(Data records for software interfaces)
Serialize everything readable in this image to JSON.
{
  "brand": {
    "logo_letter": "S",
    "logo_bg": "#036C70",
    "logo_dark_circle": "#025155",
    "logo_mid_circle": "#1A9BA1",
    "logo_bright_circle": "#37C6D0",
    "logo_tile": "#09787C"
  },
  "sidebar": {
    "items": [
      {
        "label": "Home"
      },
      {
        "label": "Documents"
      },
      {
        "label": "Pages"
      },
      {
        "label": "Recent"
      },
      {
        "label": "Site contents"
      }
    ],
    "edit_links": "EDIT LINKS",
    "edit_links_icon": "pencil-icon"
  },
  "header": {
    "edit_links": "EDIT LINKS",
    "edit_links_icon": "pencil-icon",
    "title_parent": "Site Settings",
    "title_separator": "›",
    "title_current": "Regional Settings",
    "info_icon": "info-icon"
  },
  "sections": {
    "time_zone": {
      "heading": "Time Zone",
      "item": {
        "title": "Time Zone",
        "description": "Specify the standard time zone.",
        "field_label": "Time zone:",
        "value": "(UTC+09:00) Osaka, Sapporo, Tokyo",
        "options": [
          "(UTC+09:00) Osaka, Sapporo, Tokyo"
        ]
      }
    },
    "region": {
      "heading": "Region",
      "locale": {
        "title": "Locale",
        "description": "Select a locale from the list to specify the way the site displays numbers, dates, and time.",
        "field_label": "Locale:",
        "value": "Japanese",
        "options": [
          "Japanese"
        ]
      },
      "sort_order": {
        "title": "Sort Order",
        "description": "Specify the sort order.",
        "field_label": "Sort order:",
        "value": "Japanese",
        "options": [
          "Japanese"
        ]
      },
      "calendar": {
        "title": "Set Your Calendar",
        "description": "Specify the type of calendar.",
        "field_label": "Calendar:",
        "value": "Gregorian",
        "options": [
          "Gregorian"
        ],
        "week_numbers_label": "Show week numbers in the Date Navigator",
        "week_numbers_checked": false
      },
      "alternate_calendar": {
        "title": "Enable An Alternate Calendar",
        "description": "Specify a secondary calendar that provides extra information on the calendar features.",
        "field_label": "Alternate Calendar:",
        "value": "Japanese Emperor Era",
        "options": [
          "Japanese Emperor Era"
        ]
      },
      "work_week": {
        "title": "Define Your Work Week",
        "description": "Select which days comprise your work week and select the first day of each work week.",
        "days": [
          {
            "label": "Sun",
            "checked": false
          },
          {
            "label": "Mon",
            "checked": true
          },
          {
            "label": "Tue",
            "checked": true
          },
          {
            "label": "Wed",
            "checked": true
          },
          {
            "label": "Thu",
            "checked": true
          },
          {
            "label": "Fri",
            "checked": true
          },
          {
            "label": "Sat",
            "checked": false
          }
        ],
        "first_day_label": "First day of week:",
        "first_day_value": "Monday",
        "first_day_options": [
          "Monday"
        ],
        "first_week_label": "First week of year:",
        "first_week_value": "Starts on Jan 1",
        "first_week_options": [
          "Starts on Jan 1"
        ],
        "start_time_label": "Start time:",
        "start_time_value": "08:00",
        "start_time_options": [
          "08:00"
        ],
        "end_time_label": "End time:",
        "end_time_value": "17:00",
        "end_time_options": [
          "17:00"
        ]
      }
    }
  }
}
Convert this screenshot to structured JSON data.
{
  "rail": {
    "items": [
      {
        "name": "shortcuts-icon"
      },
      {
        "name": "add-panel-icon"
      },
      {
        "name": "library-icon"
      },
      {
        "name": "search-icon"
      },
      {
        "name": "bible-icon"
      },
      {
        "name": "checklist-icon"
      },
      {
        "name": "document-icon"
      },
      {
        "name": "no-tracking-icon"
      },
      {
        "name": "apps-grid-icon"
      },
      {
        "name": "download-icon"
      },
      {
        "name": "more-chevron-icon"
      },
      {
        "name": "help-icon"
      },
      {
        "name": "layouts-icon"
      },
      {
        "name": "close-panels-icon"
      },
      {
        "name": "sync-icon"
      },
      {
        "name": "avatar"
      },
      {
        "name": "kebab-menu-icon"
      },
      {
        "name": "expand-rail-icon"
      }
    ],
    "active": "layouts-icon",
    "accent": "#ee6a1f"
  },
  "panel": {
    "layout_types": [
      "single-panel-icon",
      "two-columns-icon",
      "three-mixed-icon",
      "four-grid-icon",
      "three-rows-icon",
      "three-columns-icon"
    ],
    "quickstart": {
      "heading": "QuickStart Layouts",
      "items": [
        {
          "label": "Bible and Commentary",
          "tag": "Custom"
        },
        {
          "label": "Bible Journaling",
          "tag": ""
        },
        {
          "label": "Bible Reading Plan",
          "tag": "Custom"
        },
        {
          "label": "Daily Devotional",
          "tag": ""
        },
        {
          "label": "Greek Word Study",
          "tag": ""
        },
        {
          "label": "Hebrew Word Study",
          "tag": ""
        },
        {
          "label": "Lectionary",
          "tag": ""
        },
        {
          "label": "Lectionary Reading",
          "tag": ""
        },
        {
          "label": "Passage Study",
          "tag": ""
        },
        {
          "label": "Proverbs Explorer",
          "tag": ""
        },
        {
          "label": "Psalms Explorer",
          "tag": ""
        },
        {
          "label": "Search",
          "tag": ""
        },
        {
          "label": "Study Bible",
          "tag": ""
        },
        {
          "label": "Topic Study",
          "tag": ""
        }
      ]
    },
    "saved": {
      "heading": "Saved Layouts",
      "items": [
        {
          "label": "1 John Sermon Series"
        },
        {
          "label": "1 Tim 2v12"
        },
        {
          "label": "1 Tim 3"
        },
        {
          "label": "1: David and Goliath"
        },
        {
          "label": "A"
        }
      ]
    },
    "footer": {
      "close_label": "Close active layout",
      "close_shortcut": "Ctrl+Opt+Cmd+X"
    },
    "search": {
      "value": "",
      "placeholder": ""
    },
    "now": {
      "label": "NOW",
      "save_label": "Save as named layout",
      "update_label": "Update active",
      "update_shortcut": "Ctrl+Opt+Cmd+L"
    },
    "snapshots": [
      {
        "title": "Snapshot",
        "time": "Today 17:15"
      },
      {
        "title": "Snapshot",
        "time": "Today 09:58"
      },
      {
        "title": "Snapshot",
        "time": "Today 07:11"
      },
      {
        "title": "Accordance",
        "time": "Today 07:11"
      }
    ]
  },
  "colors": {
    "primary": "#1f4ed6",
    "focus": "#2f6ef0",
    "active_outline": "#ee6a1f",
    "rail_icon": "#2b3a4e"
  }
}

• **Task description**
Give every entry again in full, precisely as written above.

• **Answer box**
Serialize everything readable in this image to JSON.
{
  "brand": {
    "logo_letter": "S",
    "logo_bg": "#036C70",
    "logo_dark_circle": "#025155",
    "logo_mid_circle": "#1A9BA1",
    "logo_bright_circle": "#37C6D0",
    "logo_tile": "#09787C"
  },
  "sidebar": {
    "items": [
      {
        "label": "Home"
      },
      {
        "label": "Documents"
      },
      {
        "label": "Pages"
      },
      {
        "label": "Recent"
      },
      {
        "label": "Site contents"
      }
    ],
    "edit_links": "EDIT LINKS",
    "edit_links_icon": "pencil-icon"
  },
  "header": {
    "edit_links": "EDIT LINKS",
    "edit_links_icon": "pencil-icon",
    "title_parent": "Site Settings",
    "title_separator": "›",
    "title_current": "Regional Settings",
    "info_icon": "info-icon"
  },
  "sections": {
    "time_zone": {
      "heading": "Time Zone",
      "item": {
        "title": "Time Zone",
        "description": "Specify the standard time zone.",
        "field_label": "Time zone:",
        "value": "(UTC+09:00) Osaka, Sapporo, Tokyo",
        "options": [
          "(UTC+09:00) Osaka, Sapporo, Tokyo"
        ]
      }
    },
    "region": {
      "heading": "Region",
      "locale": {
        "title": "Locale",
        "description": "Select a locale from the list to specify the way the site displays numbers, dates, and time.",
        "field_label": "Locale:",
        "value": "Japanese",
        "options": [
          "Japanese"
        ]
      },
      "sort_order": {
        "title": "Sort Order",
        "description": "Specify the sort order.",
        "field_label": "Sort order:",
        "value": "Japanese",
        "options": [
          "Japanese"
        ]
      },
      "calendar": {
        "title": "Set Your Calendar",
        "description": "Specify the type of calendar.",
        "field_label": "Calendar:",
        "value": "Gregorian",
        "options": [
          "Gregorian"
        ],
        "week_numbers_label": "Show week numbers in the Date Navigator",
        "week_numbers_checked": false
      },
      "alternate_calendar": {
        "title": "Enable An Alternate Calendar",
        "description": "Specify a secondary calendar that provides extra information on the calendar features.",
        "field_label": "Alternate Calendar:",
        "value": "Japanese Emperor Era",
        "options": [
          "Japanese Emperor Era"
        ]
      },
      "work_week": {
        "title": "Define Your Work Week",
        "description": "Select which days comprise your work week and select the first day of each work week.",
        "days": [
          {
            "label": "Sun",
            "checked": false
          },
          {
            "label": "Mon",
            "checked": true
          },
          {
            "label": "Tue",
            "checked": true
          },
          {
            "label": "Wed",
            "checked": true
          },
          {
            "label": "Thu",
            "checked": true
          },
          {
            "label": "Fri",
            "checked": true
          },
          {
            "label": "Sat",
            "checked": false
          }
        ],
        "first_day_label": "First day of week:",
        "first_day_value": "Monday",
        "first_day_options": [
          "Monday"
        ],
        "first_week_label": "First week of year:",
        "first_week_value": "Starts on Jan 1",
        "first_week_options": [
          "Starts on Jan 1"
        ],
        "start_time_label": "Start time:",
        "start_time_value": "08:00",
        "start_time_options": [
          "08:00"
        ],
        "end_time_label": "End time:",
        "end_time_value": "17:00",
        "end_time_options": [
          "17:00"
        ]
      }
    }
  }
}
Convert this screenshot to structured JSON data.
{
  "rail": {
    "items": [
      {
        "name": "shortcuts-icon"
      },
      {
        "name": "add-panel-icon"
      },
      {
        "name": "library-icon"
      },
      {
        "name": "search-icon"
      },
      {
        "name": "bible-icon"
      },
      {
        "name": "checklist-icon"
      },
      {
        "name": "document-icon"
      },
      {
        "name": "no-tracking-icon"
      },
      {
        "name": "apps-grid-icon"
      },
      {
        "name": "download-icon"
      },
      {
        "name": "more-chevron-icon"
      },
      {
        "name": "help-icon"
      },
      {
        "name": "layouts-icon"
      },
      {
        "name": "close-panels-icon"
      },
      {
        "name": "sync-icon"
      },
      {
        "name": "avatar"
      },
      {
        "name": "kebab-menu-icon"
      },
      {
        "name": "expand-rail-icon"
      }
    ],
    "active": "layouts-icon",
    "accent": "#ee6a1f"
  },
  "panel": {
    "layout_types": [
      "single-panel-icon",
      "two-columns-icon",
      "three-mixed-icon",
      "four-grid-icon",
      "three-rows-icon",
      "three-columns-icon"
    ],
    "quickstart": {
      "heading": "QuickStart Layouts",
      "items": [
        {
          "label": "Bible and Commentary",
          "tag": "Custom"
        },
        {
          "label": "Bible Journaling",
          "tag": ""
        },
        {
          "label": "Bible Reading Plan",
          "tag": "Custom"
        },
        {
          "label": "Daily Devotional",
          "tag": ""
        },
        {
          "label": "Greek Word Study",
          "tag": ""
        },
        {
          "label": "Hebrew Word Study",
          "tag": ""
        },
        {
          "label": "Lectionary",
          "tag": ""
        },
        {
          "label": "Lectionary Reading",
          "tag": ""
        },
        {
          "label": "Passage Study",
          "tag": ""
        },
        {
          "label": "Proverbs Explorer",
          "tag": ""
        },
        {
          "label": "Psalms Explorer",
          "tag": ""
        },
        {
          "label": "Search",
          "tag": ""
        },
        {
          "label": "Study Bible",
          "tag": ""
        },
        {
          "label": "Topic Study",
          "tag": ""
        }
      ]
    },
    "saved": {
      "heading": "Saved Layouts",
      "items": [
        {
          "label": "1 John Sermon Series"
        },
        {
          "label": "1 Tim 2v12"
        },
        {
          "label": "1 Tim 3"
        },
        {
          "label": "1: David and Goliath"
        },
        {
          "label": "A"
        }
      ]
    },
    "footer": {
      "close_label": "Close active layout",
      "close_shortcut": "Ctrl+Opt+Cmd+X"
    },
    "search": {
      "value": "",
      "placeholder": ""
    },
    "now": {
      "label": "NOW",
      "save_label": "Save as named layout",
      "update_label": "Update active",
      "update_shortcut": "Ctrl+Opt+Cmd+L"
    },
    "snapshots": [
      {
        "title": "Snapshot",
        "time": "Today 17:15"
      },
      {
        "title": "Snapshot",
        "time": "Today 09:58"
      },
      {
        "title": "Snapshot",
        "time": "Today 07:11"
      },
      {
        "title": "Accordance",
        "time": "Today 07:11"
      }
    ]
  },
  "colors": {
    "primary": "#1f4ed6",
    "focus": "#2f6ef0",
    "active_outline": "#ee6a1f",
    "rail_icon": "#2b3a4e"
  }
}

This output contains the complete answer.